    Azius Developer Training www.azius.com Windows device driver, internals, security, & forensics training and consulting. Blog at www.azius.com/blog

    Tuesday, April 19, 2016 7:23 PM
    Moderator

All replies

  • As you probably know, there isn't a sample in the WDK, yet. I don't know when such a sample will be released, but it will probably coincide with a major release of the WDK, such as in July-ish when Redstone1/Anniversary Edition is released.

    The docs provide a pretty good description on what to do. Any experienced WDF driver writer shouldn't have a problem writing one of these.

     -Brian


    Azius Developer Training www.azius.com Windows device driver, internals, security, & forensics training and consulting. Blog at www.azius.com/blog

    Tuesday, April 19, 2016 7:23 PM
    Moderator
  • Please note that you don't need to write a new client driver for type C. If your device is still USB, the regular USB client driver (i.e. that works for a regular type A to B connection), will continue to work. If you device is more than USB (i.e. it has alternate modes), the answer will depend on the specific alternate mode. Even in that case, the driver will not really be tied to Type C as such; it would just be a matter of what drivers are needed to support that alternate mode.
    Tuesday, April 19, 2016 7:41 PM
  • Hi Vivek,

    Thanks for the reply.

    Yes. We need to support alternate mode.

    The hardware will be newly developed, and the functionality will be as follows.

    It will be acting as displayport and it will be connected to display. It will also do other operations such as saving video to an USB stick etc.

    Now, for supporting this, I assume I need to customize the Client driver. Whether my assumption is correct?

    And, my query was, whether I would be needed to develop this from scratch? Or there will be some reference code for this? (As I'm aware, there is default support for UCSI compliant drivers. Will Microsoft provide source code for my customization?)

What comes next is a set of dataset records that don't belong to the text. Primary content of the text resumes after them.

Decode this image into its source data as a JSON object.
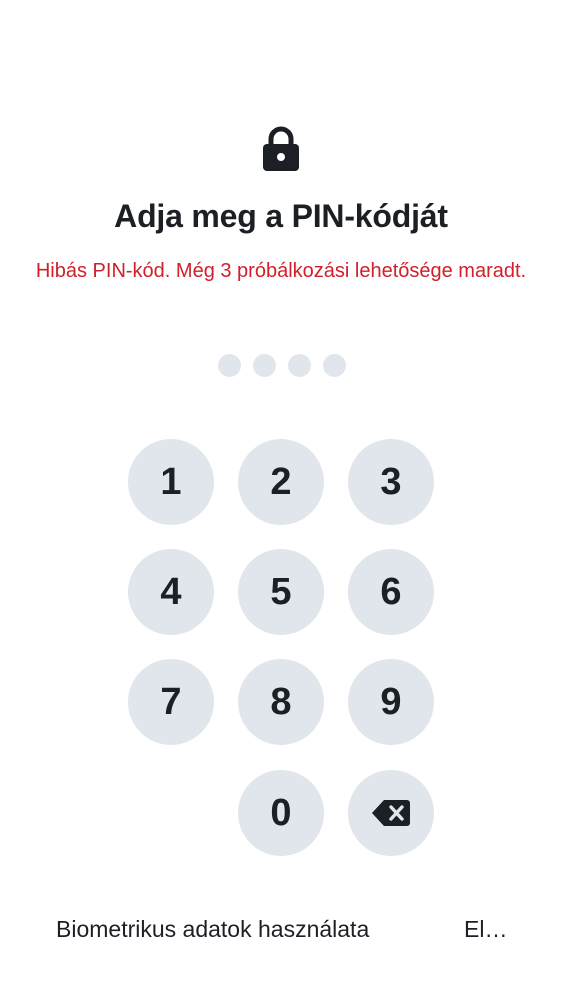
{
  "header": {
    "lock_icon": "lock-icon",
    "title": "Adja meg a PIN-kódját",
    "error_message": "Hibás PIN-kód. Még 3 próbálkozási lehetősége maradt.",
    "error_color": "#d0202c"
  },
  "pin": {
    "length": 4,
    "filled": 0
  },
  "keypad": {
    "keys": [
      "1",
      "2",
      "3",
      "4",
      "5",
      "6",
      "7",
      "8",
      "9",
      "0"
    ],
    "backspace_icon": "backspace-icon",
    "key_background": "#e1e5ec"
  },
  "footer": {
    "biometrics_label": "Biometrikus adatok használata",
    "forgot_label": "El…"
  }
}
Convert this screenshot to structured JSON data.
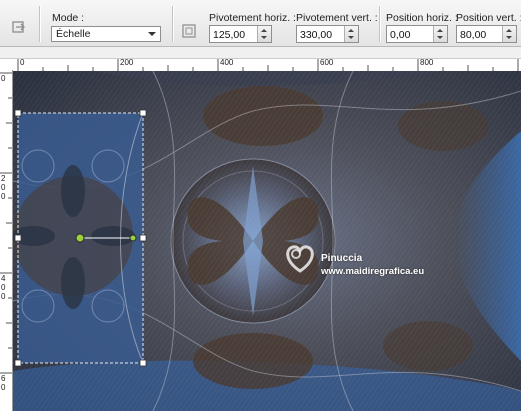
{
  "toolbar": {
    "mode_label": "Mode :",
    "mode_value": "Échelle",
    "pivot_h_label": "Pivotement horiz. :",
    "pivot_h_value": "125,00",
    "pivot_v_label": "Pivotement vert. :",
    "pivot_v_value": "330,00",
    "pos_h_label": "Position horiz. :",
    "pos_h_value": "0,00",
    "pos_v_label": "Position vert. :",
    "pos_v_value": "80,00"
  },
  "ruler_top": [
    "0",
    "200",
    "400",
    "600",
    "800"
  ],
  "ruler_left": [
    "0",
    "2",
    "0",
    "0",
    "4",
    "0",
    "0",
    "6",
    "0"
  ],
  "watermark": {
    "line1": "Pinuccia",
    "line2": "www.maidiregrafica.eu"
  },
  "colors": {
    "canvas_blue": "#3c6aa8",
    "canvas_brown": "#4a3a30",
    "handle_green": "#9bd13a"
  }
}
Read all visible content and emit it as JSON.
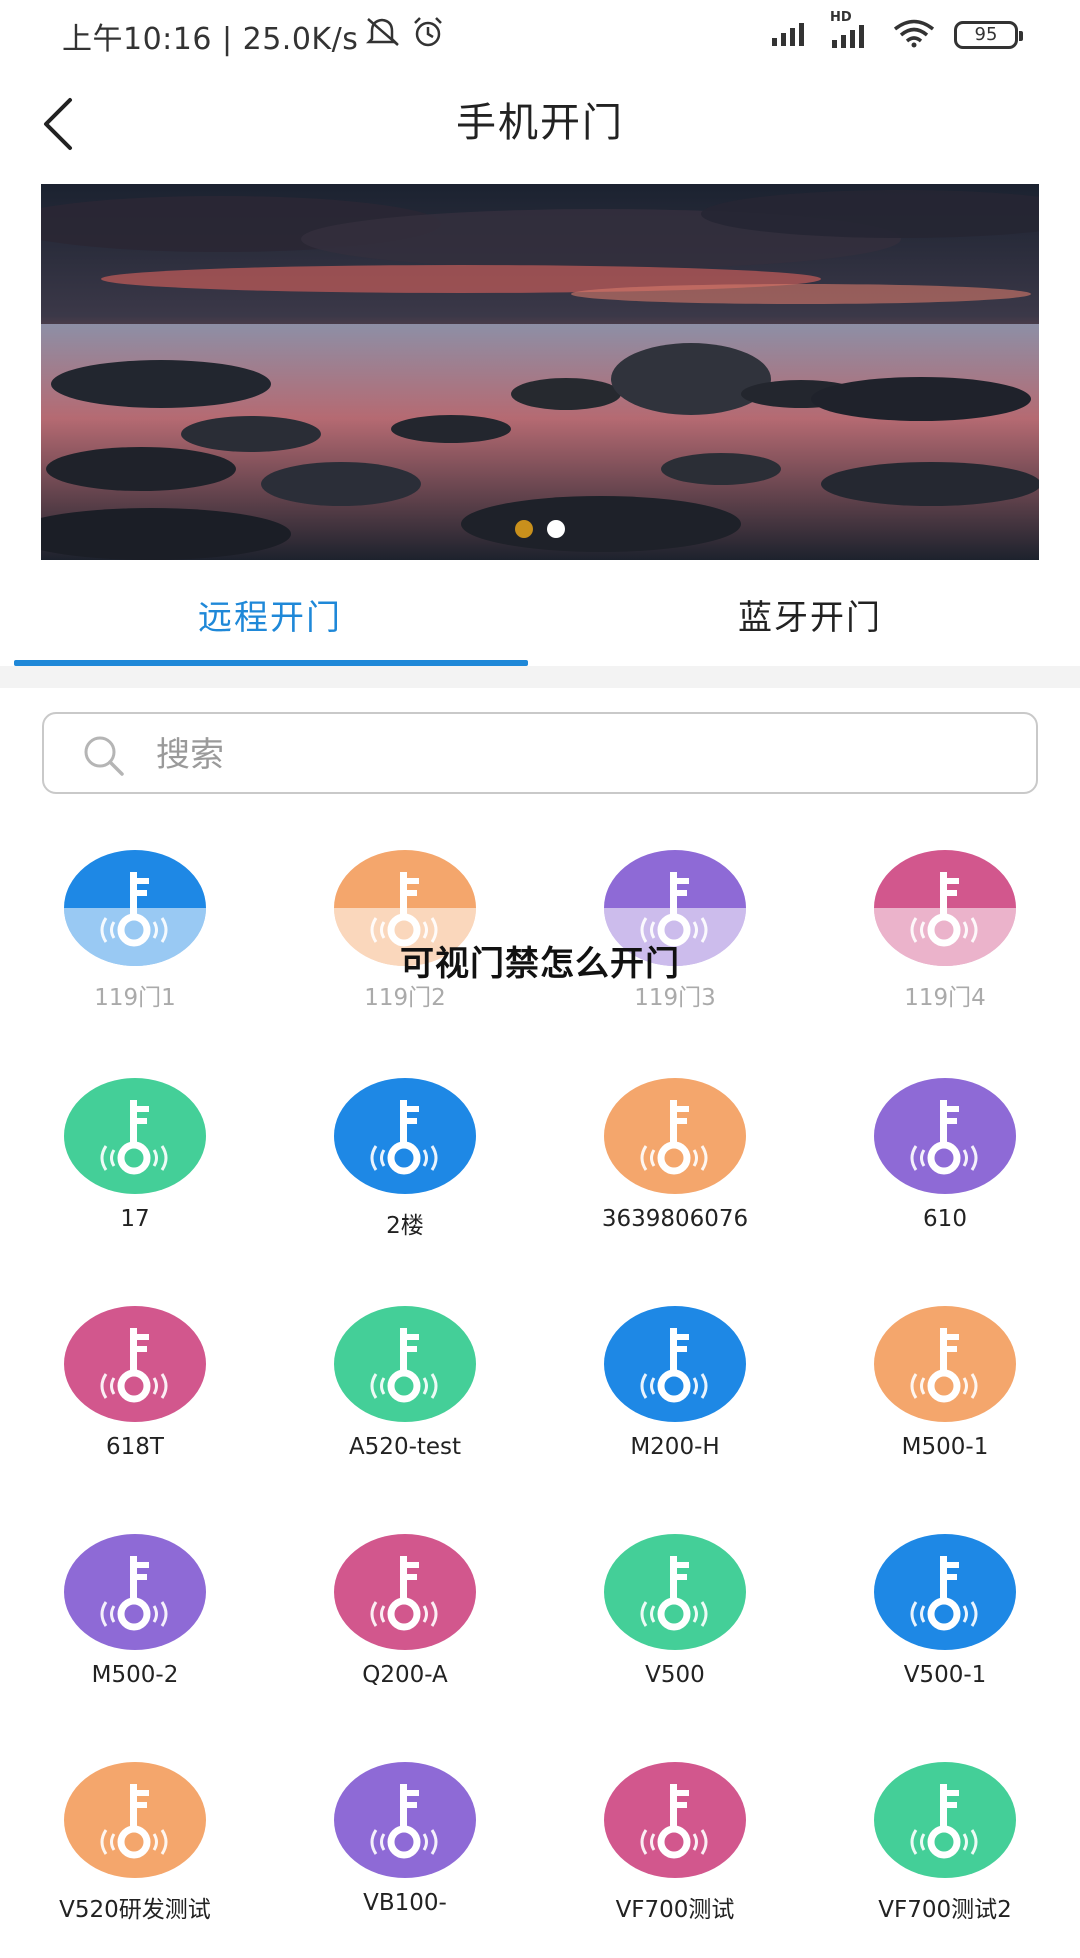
{
  "status_bar": {
    "time_speed": "上午10:16 | 25.0K/s",
    "battery": "95",
    "network_badge": "HD"
  },
  "header": {
    "title": "手机开门",
    "back_icon": "chevron-left-icon"
  },
  "banner": {
    "slide_count": 2,
    "active_slide": 1
  },
  "tabs": [
    {
      "label": "远程开门",
      "active": true
    },
    {
      "label": "蓝牙开门",
      "active": false
    }
  ],
  "search": {
    "placeholder": "搜索",
    "value": ""
  },
  "doors": [
    {
      "label": "119门1",
      "color": "#1e88e5",
      "faded": true
    },
    {
      "label": "119门2",
      "color": "#f4a66c",
      "faded": true
    },
    {
      "label": "119门3",
      "color": "#8e6ad6",
      "faded": true
    },
    {
      "label": "119门4",
      "color": "#d2578d",
      "faded": true
    },
    {
      "label": "17",
      "color": "#44cf98",
      "faded": false
    },
    {
      "label": "2楼",
      "color": "#1e88e5",
      "faded": false
    },
    {
      "label": "3639806076",
      "color": "#f4a66c",
      "faded": false
    },
    {
      "label": "610",
      "color": "#8e6ad6",
      "faded": false
    },
    {
      "label": "618T",
      "color": "#d2578d",
      "faded": false
    },
    {
      "label": "A520-test",
      "color": "#44cf98",
      "faded": false
    },
    {
      "label": "M200-H",
      "color": "#1e88e5",
      "faded": false
    },
    {
      "label": "M500-1",
      "color": "#f4a66c",
      "faded": false
    },
    {
      "label": "M500-2",
      "color": "#8e6ad6",
      "faded": false
    },
    {
      "label": "Q200-A",
      "color": "#d2578d",
      "faded": false
    },
    {
      "label": "V500",
      "color": "#44cf98",
      "faded": false
    },
    {
      "label": "V500-1",
      "color": "#1e88e5",
      "faded": false
    },
    {
      "label": "V520研发测试",
      "color": "#f4a66c",
      "faded": false
    },
    {
      "label": "VB100-",
      "color": "#8e6ad6",
      "faded": false
    },
    {
      "label": "VF700测试",
      "color": "#d2578d",
      "faded": false
    },
    {
      "label": "VF700测试2",
      "color": "#44cf98",
      "faded": false
    }
  ],
  "overlay_text": "可视门禁怎么开门",
  "colors": {
    "accent": "#1f88d8",
    "banner_dot_active": "#c9901c"
  }
}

    Regards,

    GNK

    Wednesday, April 20, 2016 3:12 AM
  • Hi Brian,

    Thanks for the reply.

    I'm new for WDK actually.

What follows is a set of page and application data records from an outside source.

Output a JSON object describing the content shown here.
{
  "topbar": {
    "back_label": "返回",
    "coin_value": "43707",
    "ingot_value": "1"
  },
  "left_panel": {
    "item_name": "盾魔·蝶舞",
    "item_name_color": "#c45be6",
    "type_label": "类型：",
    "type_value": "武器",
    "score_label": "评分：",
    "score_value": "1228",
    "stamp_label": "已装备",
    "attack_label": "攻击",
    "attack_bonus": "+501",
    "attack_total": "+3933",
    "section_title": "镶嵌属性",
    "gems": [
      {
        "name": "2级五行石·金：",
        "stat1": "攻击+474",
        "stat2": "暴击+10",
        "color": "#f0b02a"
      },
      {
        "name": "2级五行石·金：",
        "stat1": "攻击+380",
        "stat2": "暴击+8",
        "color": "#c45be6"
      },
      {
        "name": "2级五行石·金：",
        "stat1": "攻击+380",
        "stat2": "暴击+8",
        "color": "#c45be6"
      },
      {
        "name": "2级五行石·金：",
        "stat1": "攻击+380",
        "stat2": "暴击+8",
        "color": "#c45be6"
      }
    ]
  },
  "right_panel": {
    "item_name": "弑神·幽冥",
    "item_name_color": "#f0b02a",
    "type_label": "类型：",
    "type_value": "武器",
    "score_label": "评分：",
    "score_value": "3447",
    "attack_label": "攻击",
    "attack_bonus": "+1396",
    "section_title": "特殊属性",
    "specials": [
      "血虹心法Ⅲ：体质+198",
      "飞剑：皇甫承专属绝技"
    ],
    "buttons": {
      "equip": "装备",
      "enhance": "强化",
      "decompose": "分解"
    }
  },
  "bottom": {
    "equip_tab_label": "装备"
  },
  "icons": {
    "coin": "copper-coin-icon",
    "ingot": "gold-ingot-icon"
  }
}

    By docs, do you mean the links that I've mentioned in question?

    Do we have any other docs for this?

    Regards,

    GNK

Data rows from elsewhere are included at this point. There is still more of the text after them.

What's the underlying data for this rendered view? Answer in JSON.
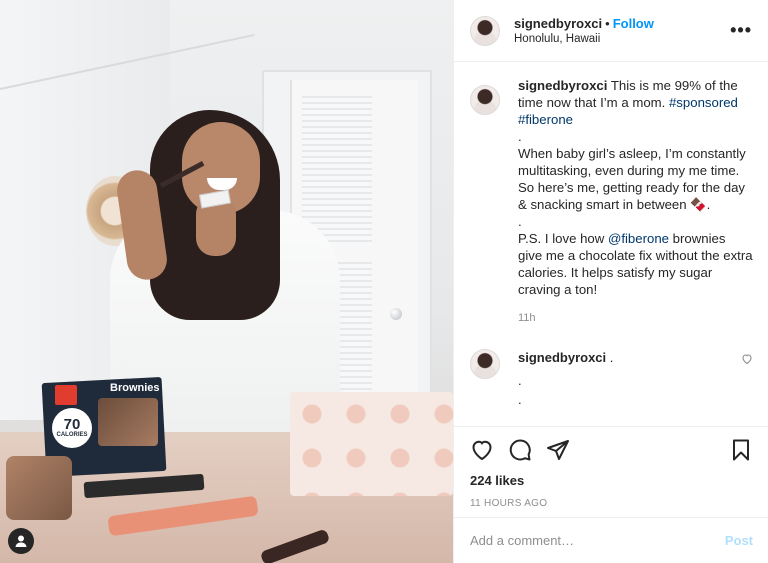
{
  "post": {
    "image_alt": "Woman in white robe applying makeup holding Fiber One brownies box",
    "box": {
      "brand_text": "Brownies",
      "calories_number": "70",
      "calories_label": "CALORIES"
    }
  },
  "header": {
    "username": "signedbyroxci",
    "separator": "•",
    "follow_label": "Follow",
    "location": "Honolulu, Hawaii",
    "more_icon": "more-horizontal-icon",
    "more_label": "•••"
  },
  "caption": {
    "username": "signedbyroxci",
    "text_1": " This is me 99% of the time now that I’m a mom. ",
    "hashtag_1": "#sponsored",
    "hashtag_2": "#fiberone",
    "dot_1": ".",
    "paragraph_2": "When baby girl’s asleep, I’m constantly multitasking, even during my me time. So here’s me, getting ready for the day & snacking smart in between 🍫.",
    "dot_2": ".",
    "ps_start": "P.S. I love how ",
    "mention": "@fiberone",
    "ps_end": " brownies give me a chocolate fix without the extra calories. It helps satisfy my sugar craving a ton!",
    "time": "11h"
  },
  "comment": {
    "username": "signedbyroxci",
    "text": " .",
    "line_2": ".",
    "line_3": "."
  },
  "actions": {
    "likes": "224 likes",
    "time_ago": "11 HOURS AGO"
  },
  "add_comment": {
    "placeholder": "Add a comment…",
    "post_label": "Post"
  },
  "colors": {
    "link_blue": "#0095f6",
    "hashtag": "#00376b",
    "muted": "#8e8e8e",
    "post_disabled": "#b2dffc"
  }
}
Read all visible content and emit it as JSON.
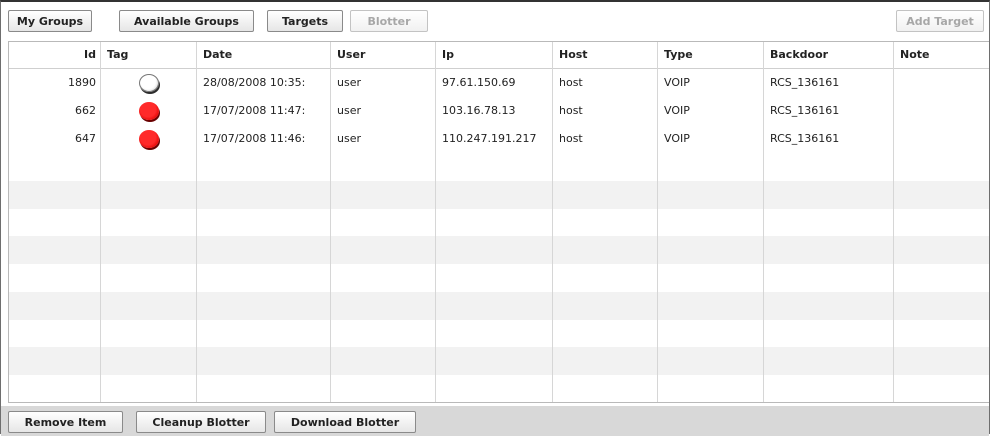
{
  "toolbar": {
    "buttons": [
      {
        "label": "My Groups",
        "enabled": true
      },
      {
        "label": "Available Groups",
        "enabled": true
      },
      {
        "label": "Targets",
        "enabled": true
      },
      {
        "label": "Blotter",
        "enabled": false
      }
    ],
    "add_target_label": "Add Target"
  },
  "table": {
    "columns": [
      "Id",
      "Tag",
      "Date",
      "User",
      "Ip",
      "Host",
      "Type",
      "Backdoor",
      "Note"
    ],
    "rows": [
      {
        "id": "1890",
        "tag": "white",
        "date": "28/08/2008 10:35:",
        "user": "user",
        "ip": "97.61.150.69",
        "host": "host",
        "type": "VOIP",
        "backdoor": "RCS_136161",
        "note": ""
      },
      {
        "id": "662",
        "tag": "red",
        "date": "17/07/2008 11:47:",
        "user": "user",
        "ip": "103.16.78.13",
        "host": "host",
        "type": "VOIP",
        "backdoor": "RCS_136161",
        "note": ""
      },
      {
        "id": "647",
        "tag": "red",
        "date": "17/07/2008 11:46:",
        "user": "user",
        "ip": "110.247.191.217",
        "host": "host",
        "type": "VOIP",
        "backdoor": "RCS_136161",
        "note": ""
      }
    ]
  },
  "bottom": {
    "buttons": [
      "Remove Item",
      "Cleanup Blotter",
      "Download Blotter"
    ]
  },
  "colors": {
    "tag_white": "#ffffff",
    "tag_red": "#ff1a1a"
  }
}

    Wednesday, April 20, 2016 3:15 AM
  • The Ucm stuff sits on top of WDF, so you will need to learn how to write a WDF driver, which is documented and there are many samples. To speed up your development, you might want to take a class

     -Brian


    Azius Developer Training www.azius.com Windows device driver, internals, security, & forensics training and consulting. Blog at www.azius.com/blog

    Wednesday, April 20, 2016 3:25 AM
    Moderator
  • I think we need to distinguish between what is required to bring up a Type C system (i.e. a pc or phone running Windows) Vs. what is required to bring-up a Type C peripheral that attaches to that system. UCM/UCSI are only relevant in the context of a system bring-up. When you connect a peripheral that supports display port alternate mode to a Type C windows system that also supports display port, it should simply work (as long as the device following the standard type c/pd spec); there should be no need to write a custom driver. After the initial alternate mode negotiation is completed, the peripheral will appear as any other Display port device and should work.

    If your peripheral has USB components, in addition to the display port, whether you need to write a custom driver for it depends on the exact functionality exposed by those USB components. If that USB component belongs to a USB class, you don't need a write a custom driver; otherwise you do. This is the same criteria that you would use for a non type C USB device.

    Friday, April 22, 2016 8:09 PM
  • This should be made much more clear in the documentation

     -Brian


    Azius Developer Training www.azius.com Windows device driver, internals, security, & forensics training and consulting. Blog at www.azius.com/blog

    Friday, April 22, 2016 9:04 PM
    Moderator